    ABSTRACT: African Americans are less likely than other racial/ethnic groups to receive appropriate surveillance, an important component of care to achieve better long-term outcomes and well-being after colorectal cancer (CRC) treatment. This study explored survivors' understanding of surveillance instructions and purpose. Interviews with 60 African American CRC survivors were recorded and transcribed. Compliance with surveillance guidelines was defined by disease stage and self-reported tests. Four coders (blind to compliance status) independently reviewed transcripts. Frequency of themes was reported by compliance status. Survivors (4 to 6 years postdiagnosis; women, 57%; age ≥ 65 years, 60%; rural location, 57%; early-stage disease, 62%) were 48% noncompliant. Most survivors reported receiving surveillance instructions from providers (compliant, 80%; noncompliant, 76%). There was variation in recommended frequency of procedures (eg, every 3 or 12 months) and in importance of surveillance stressed by physicians. Most survivors understood the need for follow-up (compliant, 87%; noncompliant, 79%). Lack of knowledge of/interest in surveillance was more common among noncompliant individuals (compliant, 32%; noncompliant, 52%). Patients' limited understanding about the importance of CRC surveillance and procedures may negatively affect compliance with recommendations in African American CRC survivors. Clear and enhanced communications about post-treatment recommendations in this population are warranted.
    Journal of Oncology Practice 01/2014; DOI:10.1200/JOP.2013.001203
  • [Show abstract] [Hide abstract]
    ABSTRACT: Disparities on the basis of race and ethnicity have been described in a variety of survivorship outcomes, including late and long-term effects of treatment, surveillance and health maintenance, and psychosocial outcomes. However, the current body of literature is limited in scope and additional research is needed to better define and address disparities among cancer survivors.
    Seminars in Oncology 12/2013; 40(6):796-803. DOI:10.1053/j.seminoncol.2013.09.003 · 3.94 Impact Factor
  • Source
    [Show abstract] [Hide abstract]
    ABSTRACT: Abstract Objective: African Americans are less likely than other groups to receive appropriate surveillance after colorectal cancer (CRC) treatment. The objective of this study is to qualitatively explore the role of social support in post-CRC treatment surveillance and ultimately, inform interventions to promote surveillance in African American CRC survivors.

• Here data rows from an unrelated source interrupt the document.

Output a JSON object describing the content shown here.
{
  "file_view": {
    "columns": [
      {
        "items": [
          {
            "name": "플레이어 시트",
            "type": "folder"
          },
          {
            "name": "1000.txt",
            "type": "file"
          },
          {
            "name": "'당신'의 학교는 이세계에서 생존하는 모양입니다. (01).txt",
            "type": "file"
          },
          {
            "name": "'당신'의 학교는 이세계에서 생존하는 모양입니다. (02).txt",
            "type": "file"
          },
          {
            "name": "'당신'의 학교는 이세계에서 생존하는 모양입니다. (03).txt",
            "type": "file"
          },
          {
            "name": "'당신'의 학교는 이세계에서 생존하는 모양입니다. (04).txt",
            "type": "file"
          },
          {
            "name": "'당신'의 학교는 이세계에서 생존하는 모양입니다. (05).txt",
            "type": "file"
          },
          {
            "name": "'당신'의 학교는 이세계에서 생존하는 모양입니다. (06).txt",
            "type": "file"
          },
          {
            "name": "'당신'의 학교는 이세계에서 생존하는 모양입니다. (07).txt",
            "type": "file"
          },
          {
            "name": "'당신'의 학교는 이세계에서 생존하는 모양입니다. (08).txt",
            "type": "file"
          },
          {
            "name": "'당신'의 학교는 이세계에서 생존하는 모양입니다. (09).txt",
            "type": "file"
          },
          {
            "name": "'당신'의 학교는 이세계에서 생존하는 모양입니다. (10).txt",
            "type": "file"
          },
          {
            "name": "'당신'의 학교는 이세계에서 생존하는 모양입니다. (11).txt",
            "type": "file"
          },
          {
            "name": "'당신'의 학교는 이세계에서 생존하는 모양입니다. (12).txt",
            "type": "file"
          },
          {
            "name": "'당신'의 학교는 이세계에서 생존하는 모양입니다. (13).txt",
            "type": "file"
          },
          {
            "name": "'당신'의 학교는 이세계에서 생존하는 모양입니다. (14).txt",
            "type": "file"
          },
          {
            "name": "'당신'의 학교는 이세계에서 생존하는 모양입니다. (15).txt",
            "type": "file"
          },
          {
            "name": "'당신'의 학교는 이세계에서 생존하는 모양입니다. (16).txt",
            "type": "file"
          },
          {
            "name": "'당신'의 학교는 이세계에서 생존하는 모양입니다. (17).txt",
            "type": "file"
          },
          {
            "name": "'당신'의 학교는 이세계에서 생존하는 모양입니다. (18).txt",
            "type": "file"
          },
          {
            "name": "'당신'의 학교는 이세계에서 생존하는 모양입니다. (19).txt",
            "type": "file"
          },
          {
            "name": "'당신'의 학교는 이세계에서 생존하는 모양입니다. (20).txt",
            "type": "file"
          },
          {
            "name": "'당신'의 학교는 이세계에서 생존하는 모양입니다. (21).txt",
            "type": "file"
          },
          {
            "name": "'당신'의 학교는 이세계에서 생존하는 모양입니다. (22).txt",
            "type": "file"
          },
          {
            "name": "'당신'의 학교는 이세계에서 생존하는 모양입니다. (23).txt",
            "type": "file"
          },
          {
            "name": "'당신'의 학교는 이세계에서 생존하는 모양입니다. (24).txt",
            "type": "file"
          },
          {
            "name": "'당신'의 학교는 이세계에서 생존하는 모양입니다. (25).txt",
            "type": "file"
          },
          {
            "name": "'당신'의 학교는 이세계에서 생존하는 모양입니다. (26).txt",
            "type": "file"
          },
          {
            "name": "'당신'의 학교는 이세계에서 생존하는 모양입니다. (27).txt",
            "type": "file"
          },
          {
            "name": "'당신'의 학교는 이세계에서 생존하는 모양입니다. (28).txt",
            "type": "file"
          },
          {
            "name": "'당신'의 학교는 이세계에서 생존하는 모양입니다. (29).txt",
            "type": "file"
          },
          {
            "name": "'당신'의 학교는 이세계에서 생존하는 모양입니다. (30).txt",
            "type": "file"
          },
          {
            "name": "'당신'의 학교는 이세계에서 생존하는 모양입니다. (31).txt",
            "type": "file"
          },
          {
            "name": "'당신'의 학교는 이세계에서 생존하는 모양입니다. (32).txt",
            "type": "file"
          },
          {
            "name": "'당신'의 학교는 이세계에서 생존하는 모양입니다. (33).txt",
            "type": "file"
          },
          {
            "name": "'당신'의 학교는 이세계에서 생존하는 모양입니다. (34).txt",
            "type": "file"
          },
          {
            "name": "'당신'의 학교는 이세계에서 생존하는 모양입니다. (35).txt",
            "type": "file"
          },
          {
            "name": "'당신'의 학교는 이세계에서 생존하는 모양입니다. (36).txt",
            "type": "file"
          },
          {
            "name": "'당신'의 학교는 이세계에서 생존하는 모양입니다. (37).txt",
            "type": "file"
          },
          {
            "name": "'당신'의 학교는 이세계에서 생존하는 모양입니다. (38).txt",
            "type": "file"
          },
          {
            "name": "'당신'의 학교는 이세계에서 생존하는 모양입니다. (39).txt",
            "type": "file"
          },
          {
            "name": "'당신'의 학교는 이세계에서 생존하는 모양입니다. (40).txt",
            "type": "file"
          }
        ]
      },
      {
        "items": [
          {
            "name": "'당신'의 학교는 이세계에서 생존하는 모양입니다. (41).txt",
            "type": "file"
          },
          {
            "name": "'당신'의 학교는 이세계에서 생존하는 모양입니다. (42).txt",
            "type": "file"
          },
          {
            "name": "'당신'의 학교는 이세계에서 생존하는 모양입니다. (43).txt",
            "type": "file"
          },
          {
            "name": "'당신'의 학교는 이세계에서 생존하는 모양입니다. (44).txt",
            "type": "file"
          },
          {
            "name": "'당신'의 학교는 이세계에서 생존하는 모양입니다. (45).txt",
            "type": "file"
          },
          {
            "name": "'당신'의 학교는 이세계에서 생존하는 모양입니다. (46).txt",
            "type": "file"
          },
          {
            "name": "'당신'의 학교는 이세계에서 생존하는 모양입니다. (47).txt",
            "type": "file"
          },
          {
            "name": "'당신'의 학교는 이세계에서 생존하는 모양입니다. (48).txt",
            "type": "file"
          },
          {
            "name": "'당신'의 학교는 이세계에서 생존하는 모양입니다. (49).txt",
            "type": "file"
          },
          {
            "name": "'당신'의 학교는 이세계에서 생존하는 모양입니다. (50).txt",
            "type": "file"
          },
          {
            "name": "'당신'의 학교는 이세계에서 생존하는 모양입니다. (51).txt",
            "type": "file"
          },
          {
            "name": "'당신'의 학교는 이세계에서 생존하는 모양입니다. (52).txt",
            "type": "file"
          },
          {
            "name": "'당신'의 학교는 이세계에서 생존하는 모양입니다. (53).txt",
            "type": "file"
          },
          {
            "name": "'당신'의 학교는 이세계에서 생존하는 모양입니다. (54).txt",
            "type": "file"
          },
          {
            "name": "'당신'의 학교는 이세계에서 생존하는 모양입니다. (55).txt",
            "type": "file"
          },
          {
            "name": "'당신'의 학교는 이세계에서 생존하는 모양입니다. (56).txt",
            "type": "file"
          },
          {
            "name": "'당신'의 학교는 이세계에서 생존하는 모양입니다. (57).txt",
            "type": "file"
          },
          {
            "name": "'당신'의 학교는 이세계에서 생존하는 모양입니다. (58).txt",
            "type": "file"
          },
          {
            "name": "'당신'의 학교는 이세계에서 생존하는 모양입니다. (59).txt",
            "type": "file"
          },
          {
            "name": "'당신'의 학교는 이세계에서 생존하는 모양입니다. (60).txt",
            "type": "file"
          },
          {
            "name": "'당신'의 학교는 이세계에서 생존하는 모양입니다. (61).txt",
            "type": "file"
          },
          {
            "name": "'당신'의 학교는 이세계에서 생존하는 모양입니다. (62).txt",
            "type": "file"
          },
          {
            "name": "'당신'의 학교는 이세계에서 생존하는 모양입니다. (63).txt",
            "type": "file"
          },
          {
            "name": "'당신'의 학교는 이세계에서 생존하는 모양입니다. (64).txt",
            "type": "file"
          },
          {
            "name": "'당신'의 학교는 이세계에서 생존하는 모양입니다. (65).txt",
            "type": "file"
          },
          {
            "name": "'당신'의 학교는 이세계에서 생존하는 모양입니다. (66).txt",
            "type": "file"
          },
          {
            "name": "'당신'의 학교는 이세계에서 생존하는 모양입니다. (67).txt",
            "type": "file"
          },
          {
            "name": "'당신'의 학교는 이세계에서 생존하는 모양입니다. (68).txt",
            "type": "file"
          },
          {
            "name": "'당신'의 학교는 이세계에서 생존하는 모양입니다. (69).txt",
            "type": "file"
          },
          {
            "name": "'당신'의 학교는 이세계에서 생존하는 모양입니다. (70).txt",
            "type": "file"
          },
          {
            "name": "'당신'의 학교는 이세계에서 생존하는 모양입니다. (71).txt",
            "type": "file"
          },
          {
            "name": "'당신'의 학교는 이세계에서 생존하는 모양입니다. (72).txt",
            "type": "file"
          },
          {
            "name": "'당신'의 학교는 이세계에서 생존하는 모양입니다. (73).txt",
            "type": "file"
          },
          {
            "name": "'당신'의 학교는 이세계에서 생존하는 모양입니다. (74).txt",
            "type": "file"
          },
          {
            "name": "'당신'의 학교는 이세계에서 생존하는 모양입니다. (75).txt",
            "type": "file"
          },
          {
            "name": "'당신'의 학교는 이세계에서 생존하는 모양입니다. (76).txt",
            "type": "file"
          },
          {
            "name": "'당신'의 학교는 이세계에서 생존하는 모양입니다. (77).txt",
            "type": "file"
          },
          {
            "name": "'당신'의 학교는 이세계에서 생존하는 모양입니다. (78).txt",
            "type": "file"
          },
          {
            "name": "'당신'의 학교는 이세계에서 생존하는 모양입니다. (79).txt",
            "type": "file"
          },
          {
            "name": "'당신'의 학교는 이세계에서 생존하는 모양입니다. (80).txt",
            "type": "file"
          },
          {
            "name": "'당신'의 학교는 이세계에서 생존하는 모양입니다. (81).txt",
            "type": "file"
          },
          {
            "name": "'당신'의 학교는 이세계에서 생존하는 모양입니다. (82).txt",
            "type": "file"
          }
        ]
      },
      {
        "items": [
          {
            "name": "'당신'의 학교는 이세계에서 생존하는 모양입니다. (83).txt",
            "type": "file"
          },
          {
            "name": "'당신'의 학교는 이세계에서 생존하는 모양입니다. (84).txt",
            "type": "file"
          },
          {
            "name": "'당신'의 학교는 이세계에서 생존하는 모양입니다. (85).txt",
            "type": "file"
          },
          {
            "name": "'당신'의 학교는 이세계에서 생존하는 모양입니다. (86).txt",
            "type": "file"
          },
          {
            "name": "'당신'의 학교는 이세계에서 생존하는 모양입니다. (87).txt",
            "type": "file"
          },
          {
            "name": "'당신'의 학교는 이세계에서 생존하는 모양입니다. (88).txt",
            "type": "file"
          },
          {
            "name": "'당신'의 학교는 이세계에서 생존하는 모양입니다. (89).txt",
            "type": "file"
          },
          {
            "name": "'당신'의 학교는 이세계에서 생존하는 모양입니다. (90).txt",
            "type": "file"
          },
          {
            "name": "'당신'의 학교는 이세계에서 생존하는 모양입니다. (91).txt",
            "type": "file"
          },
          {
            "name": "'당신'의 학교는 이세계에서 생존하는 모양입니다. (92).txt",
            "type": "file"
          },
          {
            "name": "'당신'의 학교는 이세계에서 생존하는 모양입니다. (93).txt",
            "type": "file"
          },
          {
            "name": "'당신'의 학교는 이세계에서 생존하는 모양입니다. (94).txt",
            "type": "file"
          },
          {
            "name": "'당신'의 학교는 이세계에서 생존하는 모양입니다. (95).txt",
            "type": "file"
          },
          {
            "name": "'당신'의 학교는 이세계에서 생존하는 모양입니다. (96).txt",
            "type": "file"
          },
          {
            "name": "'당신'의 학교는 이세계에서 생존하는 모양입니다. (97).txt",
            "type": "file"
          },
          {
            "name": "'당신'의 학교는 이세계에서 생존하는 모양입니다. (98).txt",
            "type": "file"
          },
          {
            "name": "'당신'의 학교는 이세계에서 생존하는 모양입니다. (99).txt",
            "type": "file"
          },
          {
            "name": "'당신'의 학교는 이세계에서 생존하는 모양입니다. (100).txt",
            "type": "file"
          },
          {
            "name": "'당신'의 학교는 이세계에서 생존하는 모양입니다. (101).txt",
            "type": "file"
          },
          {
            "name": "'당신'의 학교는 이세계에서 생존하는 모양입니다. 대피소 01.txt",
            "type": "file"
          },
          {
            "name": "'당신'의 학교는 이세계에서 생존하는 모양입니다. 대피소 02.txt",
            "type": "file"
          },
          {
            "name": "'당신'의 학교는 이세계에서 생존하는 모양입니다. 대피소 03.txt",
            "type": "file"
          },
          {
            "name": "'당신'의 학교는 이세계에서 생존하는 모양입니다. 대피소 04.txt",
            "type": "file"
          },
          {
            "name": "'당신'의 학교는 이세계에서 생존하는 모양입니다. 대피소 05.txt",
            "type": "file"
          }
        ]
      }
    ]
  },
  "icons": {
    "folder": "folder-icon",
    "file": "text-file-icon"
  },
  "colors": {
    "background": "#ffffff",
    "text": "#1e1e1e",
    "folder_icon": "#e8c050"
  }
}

Methods: Interviews were conducted with 60 African American CRC survivors recruited from the Cancer Care Outcomes Research and Surveillance (CanCORS) study and the Alabama Statewide Cancer Registry. Interviews were recorded and transcribed. Transcripts were reviewed and coded independently by the authors. The NVivo software package was used to facilitate coding and data management. Results: Survivors were from 4 to 6 years post diagnosis, 57% female, 60% older than 65 years, 57% from rural Alabama, 30% with stage 1, 32% with stage 2, and 38% with stage 3 disease. Material and emotional social support from family and one's faith community were cited as playing an important role in coping with the disease and post-treatment surveillance. Survivors who reported being adherent with post-treatment surveillance recommendations (according to stage of disease based on self-report of colonoscopy, CT scans, and blood work) reported more religious material and non-material social support, and support from other CRC survivors. Conclusion: In these African American CRC survivors, support from family, other cancer survivors, and the faith community was perceived as being important for adherence to post-treatment surveillance. Interventions to increase post-treatment surveillance in this population may be enhanced by including components that emphasize familial, other cancer survivor, and religious support.
    Journal of Psychosocial Oncology 03/2014; DOI:10.1080/07347332.2014.897293 · 1.04 Impact Factor

Full-text (2 Sources)

Download
6 Downloads
Available from
Jul 9, 2014